a true copy of the poll, for the electing of knights of the shire for the county of wilts
The 18th century was a wealth of knowledge, exploration and rapidly growing technology and expanding record-keeping made possible by advances in the printing press. In its determination to preserve the century of revolution, Gale initiated a revolution of its own
- ISBN: 9781385882467
- Encuadernación: Sin formato definido

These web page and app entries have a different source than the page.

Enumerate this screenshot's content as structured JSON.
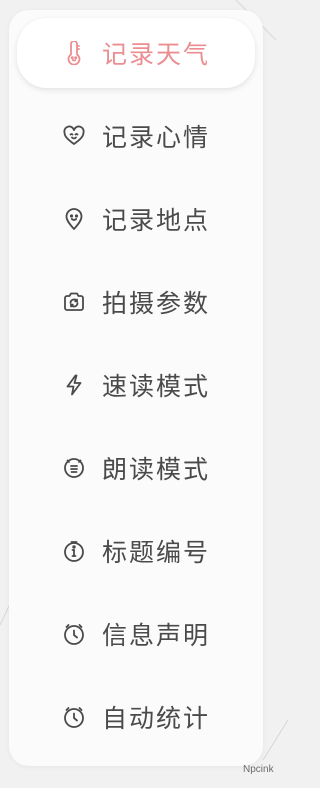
{
  "menu": {
    "items": [
      {
        "label": "记录天气",
        "icon": "thermometer-face-icon",
        "active": true
      },
      {
        "label": "记录心情",
        "icon": "heart-face-icon",
        "active": false
      },
      {
        "label": "记录地点",
        "icon": "location-pin-face-icon",
        "active": false
      },
      {
        "label": "拍摄参数",
        "icon": "camera-icon",
        "active": false
      },
      {
        "label": "速读模式",
        "icon": "lightning-icon",
        "active": false
      },
      {
        "label": "朗读模式",
        "icon": "speak-face-icon",
        "active": false
      },
      {
        "label": "标题编号",
        "icon": "info-badge-icon",
        "active": false
      },
      {
        "label": "信息声明",
        "icon": "timer-icon",
        "active": false
      },
      {
        "label": "自动统计",
        "icon": "timer-icon",
        "active": false
      }
    ]
  },
  "colors": {
    "active_text": "#eb8e92",
    "text": "#4a4a4a",
    "panel": "#fbfbfb",
    "background": "#f1f1f1"
  },
  "watermark": "Npcink"
}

This thesis explores the provincial life of George W. F. Howard (1802-64), 7th Earl of Carlisle, better known as the early-Victorian Whig aristocrat and politician Lord Morpeth. It challenges accounts which have presented Whiggery as metropolitan in ethos, by demonstrating that Morpeth strongly engaged with the county of Yorkshire as a politician, philanthropist and landlord. It provides the first dedicated account of how Whiggery operated, and was perceived, in a provincial setting. An introduction summarises the current historiography on the Whigs, and establishes the rationale behind the study. Chapter One details the pivotal influence of Morpeth’s Christian faith on his thought. It suggests that his religious values shaped both his nonpolitical and political actions, ensuring a correlation between them. Chapters Two and Four are concerned with Morpeth’s career as M.P. for Yorkshire (1830-32) and the West Riding (1832-41, 1846-48). They suggest that Morpeth played a key role in building an alliance between the region’s liberals and Whiggery, based around the idea that the Whigs would offer political, economic and ecclesiastical reforms. However, they show how this alliance gradually splintered, partly owing to differences between the Whigs and some of the region’s nonconformist liberals over issues of Church and State and the Whigs’ social reform policies. Chapter Three details Morpeth’s activities as a philanthropist in the county. It suggests that this maintained his links to his supporters, shaped his views on social questions, and enhanced his political reputation. Chapter Five explores his relationship with Castle Howard, his Yorkshire estate. It demonstrates his attachment to the house and integration into local society, his involvement in promoting agricultural and infrastructural improvement in the district, and his concern to improve the moral, physical and spiritual welfare of his tenants. Both chapters show the links between Morpeth’s provincial life and his career as a statesman.